Post date: 
Thursday, 29 October 2015

80 years ago, our Talking Book service revolutionised reading for people with sight loss. Since its humble beginnings in 1935, eight decades of innovation have made it the biggest and best service of its kind for blind and partially sighted people, bringing choice and independence to thousands.

80 years of innovation

Over the years, we’ve had to be resourceful. The Talking Book service pioneered the use of the long playing vinyl record, before record labels used it for recording music.  Although records proved popular, they were bulky and fragile and these were replaced by tape players after the Second World War.

Technology doesn’t stop moving, and neither do we.  We were investigating the possibility of downloadable digital Talking Books as early as 1982 – nearly two decades before digitalisation of the service became possible. Today’s Talking Book readers can choose from a wider range of listening formats than ever before, ensuring our books remain accessible for people who are blind and partially sighted.

80 years of independence

Reading isn’t just a fun pastime. It can be a lifeline to the outside world or a source of knowledge and learning. Talking Books have given generations of people independence and access to a world that might otherwise be closed to them.

Today our Talking Books can be downloaded to a smartphone or tablet, without the need for specialist equipment, or can be borrowed on USB stick and then played on a wide variety of devices.

80 years of choice

Today, thanks to the support of donors, publishers and the hundreds of staff and volunteers who work hard behind the scenes, our collection of more than 23,000 unabridged books – which is growing every day - is listened to by nearly 30,000 people, in a wider range of formats than ever before.

We’re working more closely than ever before with publishers, not only to bring their books to our library but also to make sure all books are published in accessible formats so they can be enjoyed at the same time by anyone, regardless of their reading requirements or preferences.

Tuesday, one of our Talking Book members, says:

“Having the Harry Potter audio books come out at the same time as standard print meant I was able to discuss the books with my sighted peers. It’s very important when you’re young not to feel excluded from the things your friends are talking about.

Heather from Northern Ireland, who joined the service as a young girl when books were still issued on cassette, says:

“Talking Books have been an integral part of my life.
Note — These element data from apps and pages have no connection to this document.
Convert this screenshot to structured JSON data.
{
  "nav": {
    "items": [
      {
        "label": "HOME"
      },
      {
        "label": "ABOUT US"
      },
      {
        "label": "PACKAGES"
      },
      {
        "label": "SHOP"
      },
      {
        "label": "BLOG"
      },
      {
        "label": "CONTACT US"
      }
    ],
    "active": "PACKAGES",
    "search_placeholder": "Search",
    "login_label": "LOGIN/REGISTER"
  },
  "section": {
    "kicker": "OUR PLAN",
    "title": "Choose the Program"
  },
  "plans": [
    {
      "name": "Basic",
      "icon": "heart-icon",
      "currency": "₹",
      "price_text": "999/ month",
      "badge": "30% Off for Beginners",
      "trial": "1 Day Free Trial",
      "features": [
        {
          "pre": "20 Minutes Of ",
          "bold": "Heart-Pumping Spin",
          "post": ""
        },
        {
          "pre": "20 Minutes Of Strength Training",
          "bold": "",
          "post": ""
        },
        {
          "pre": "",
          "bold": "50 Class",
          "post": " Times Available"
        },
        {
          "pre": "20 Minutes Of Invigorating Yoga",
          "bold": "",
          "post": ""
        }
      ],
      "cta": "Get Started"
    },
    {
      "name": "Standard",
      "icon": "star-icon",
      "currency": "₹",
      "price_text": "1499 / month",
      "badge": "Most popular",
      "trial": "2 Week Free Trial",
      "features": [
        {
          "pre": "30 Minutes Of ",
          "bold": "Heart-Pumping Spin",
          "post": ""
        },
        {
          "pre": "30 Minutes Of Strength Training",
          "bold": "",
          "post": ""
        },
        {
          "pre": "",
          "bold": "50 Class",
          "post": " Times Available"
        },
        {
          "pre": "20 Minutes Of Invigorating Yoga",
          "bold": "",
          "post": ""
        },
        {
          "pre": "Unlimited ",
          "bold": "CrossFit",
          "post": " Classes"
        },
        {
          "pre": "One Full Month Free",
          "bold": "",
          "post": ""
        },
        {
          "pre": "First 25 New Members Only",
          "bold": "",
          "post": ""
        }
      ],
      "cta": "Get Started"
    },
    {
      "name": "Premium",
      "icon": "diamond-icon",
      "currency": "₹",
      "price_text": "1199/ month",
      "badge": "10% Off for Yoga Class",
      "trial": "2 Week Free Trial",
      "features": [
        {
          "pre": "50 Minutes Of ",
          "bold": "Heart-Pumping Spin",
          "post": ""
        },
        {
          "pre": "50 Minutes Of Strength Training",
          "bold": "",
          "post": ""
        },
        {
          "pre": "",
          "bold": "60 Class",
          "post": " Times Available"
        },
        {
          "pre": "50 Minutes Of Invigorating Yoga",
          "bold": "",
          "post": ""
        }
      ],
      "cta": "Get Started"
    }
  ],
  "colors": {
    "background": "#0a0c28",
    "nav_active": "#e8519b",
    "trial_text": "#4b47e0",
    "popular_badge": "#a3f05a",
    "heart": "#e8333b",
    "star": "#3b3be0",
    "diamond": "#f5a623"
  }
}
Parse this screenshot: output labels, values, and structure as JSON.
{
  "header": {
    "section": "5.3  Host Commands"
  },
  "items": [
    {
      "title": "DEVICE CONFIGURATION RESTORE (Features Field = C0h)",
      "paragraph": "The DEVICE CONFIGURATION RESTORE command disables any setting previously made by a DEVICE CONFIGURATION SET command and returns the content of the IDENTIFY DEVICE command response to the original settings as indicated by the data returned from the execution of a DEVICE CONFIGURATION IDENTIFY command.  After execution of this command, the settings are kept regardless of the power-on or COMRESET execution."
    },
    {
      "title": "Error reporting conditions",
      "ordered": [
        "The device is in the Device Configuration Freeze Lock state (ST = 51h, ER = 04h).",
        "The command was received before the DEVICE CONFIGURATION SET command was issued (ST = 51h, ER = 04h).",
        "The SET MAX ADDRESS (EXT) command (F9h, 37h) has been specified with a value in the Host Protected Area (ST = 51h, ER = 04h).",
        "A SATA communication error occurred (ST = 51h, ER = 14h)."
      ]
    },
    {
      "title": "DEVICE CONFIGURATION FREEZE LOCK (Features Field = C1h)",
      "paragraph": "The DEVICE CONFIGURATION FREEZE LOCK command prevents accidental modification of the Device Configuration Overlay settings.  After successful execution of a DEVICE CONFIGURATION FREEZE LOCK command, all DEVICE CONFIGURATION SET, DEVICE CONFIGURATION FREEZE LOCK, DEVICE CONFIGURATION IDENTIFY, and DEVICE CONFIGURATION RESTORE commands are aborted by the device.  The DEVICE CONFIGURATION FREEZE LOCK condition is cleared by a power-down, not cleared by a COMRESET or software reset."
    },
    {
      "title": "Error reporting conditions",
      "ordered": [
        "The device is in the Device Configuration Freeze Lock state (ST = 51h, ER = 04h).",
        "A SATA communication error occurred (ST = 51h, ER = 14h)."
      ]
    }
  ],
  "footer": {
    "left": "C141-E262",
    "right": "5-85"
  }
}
I would be lost without my books. Reading takes you into a world of imagination. You can get lost in a book, with the characters – you get caught up in their lives.  If it’s a really good book and a really good reader, it means so much to you – it gives you hours and hours of entertainment.”

Anniversary event

To mark the 80th anniversary of RNIB Talking Books, a star-studded cast will be gathering in London this November for a live recording of one of the first books we sent out to our members in 1935, Agatha Christie’s “The murder of Roger Ackroyd”. The recording will be performed live at The British Library by some very special guests who’ve supported us over the years, to an audience of some of our key Talking Book users, volunteers, partners and supporters.

Listen out for coverage of this and our other anniversary celebrations on RNIB’s Insight Radio – listen across the UK on Freeview channel 730 or online at If you would like any further information on our Talking Books service, please call RNIB’s helpline on 0303 123 9999.